390. The Committee, concerned by the absence of specific legislation implementing the provisions of the Convention in domestic laws, recommends that the State party undertake the necessary measures to ensure the consistent application of the provisions of the Convention at all levels of government.
392. The Committee also notes with concern the position of the State party with regard to its obligation under article 2, paragraph 1 (c) and (d), to bring to an end all racial discrimination by any person, group or organization, that the prohibition and punishment of purely private conduct lie beyond the scope of governmental regulation, even in situations where the personal freedom is exercised in a discriminatory manner. The Committee recommends that the State party review its legislation so as to render liable to criminal sanctions the largest possible sphere of private conduct which is discriminatory on racial or ethnic grounds.
393. The Committee draws the attention of the State party to its obligations under the Convention and, in particular, to article 1, paragraph 1, and general recommendation XIV, to undertake to prohibit and to eliminate racial discrimination in all its forms, including practices and legislation that may not be discriminatory in purpose, but in effect. The Committee recommends that the State party take all appropriate measures to review existing legislation and federal, State and local policies to ensure effective protection against any form of racial discrimination and any unjustifiably disparate impact.
398. While noting the numerous laws, institutions and measures designed to eradicate racial discrimination affecting the equal enjoyment of economic, social and cultural rights, the Committee is concerned about persistent disparities in the enjoyment of, in particular, the right to adequate housing, equal opportunities for education and employment, and access to public and private health care. The Committee recommends that the State party take all appropriate measures, including special measures according to article 2, paragraph 2, of the Convention, to ensure the right of everyone, without discrimination as to race, colour, or national or ethnic origin, to the enjoyment of the rights contained in article 5 of the Convention.

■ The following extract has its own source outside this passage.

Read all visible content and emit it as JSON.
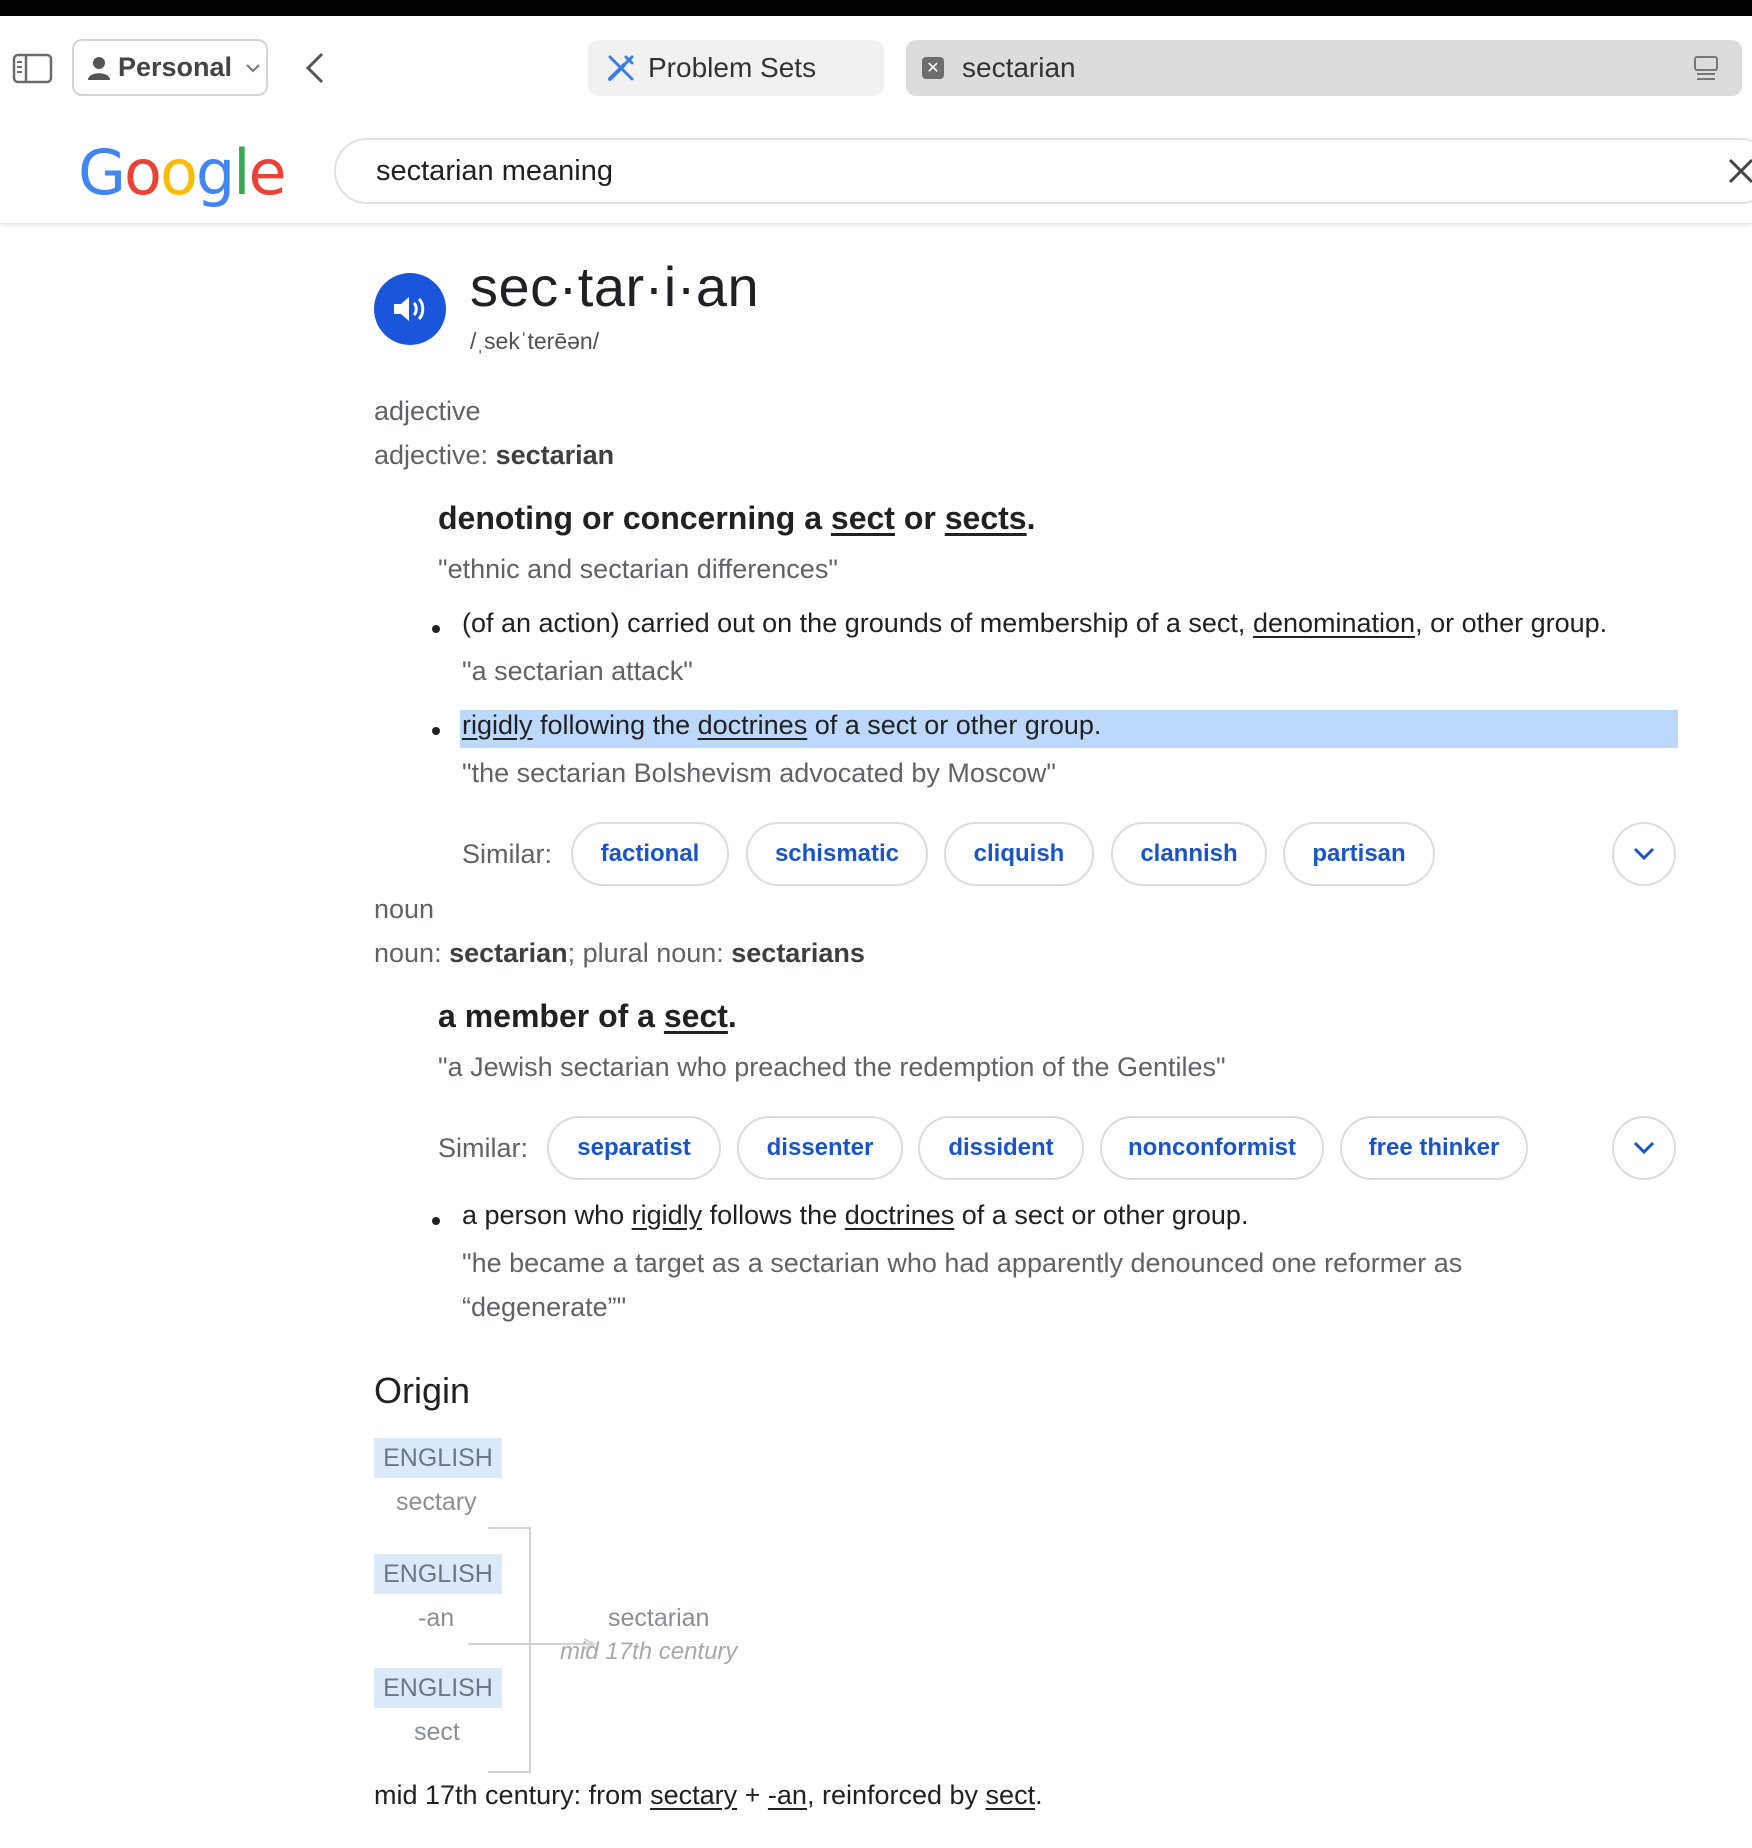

399. With regard to affirmative action, the Committee notes with concern the position taken by the State party that the provisions of the Convention permit, but do not require States parties to adopt affirmative action measures to ensure the adequate development and protection of certain racial, ethnic or national groups. The Committee emphasizes that the adoption of special measures by States parties when the circumstances so warrant, such as in the case of persistent disparities, is an obligation stemming from article 2, paragraph 2, of the Convention.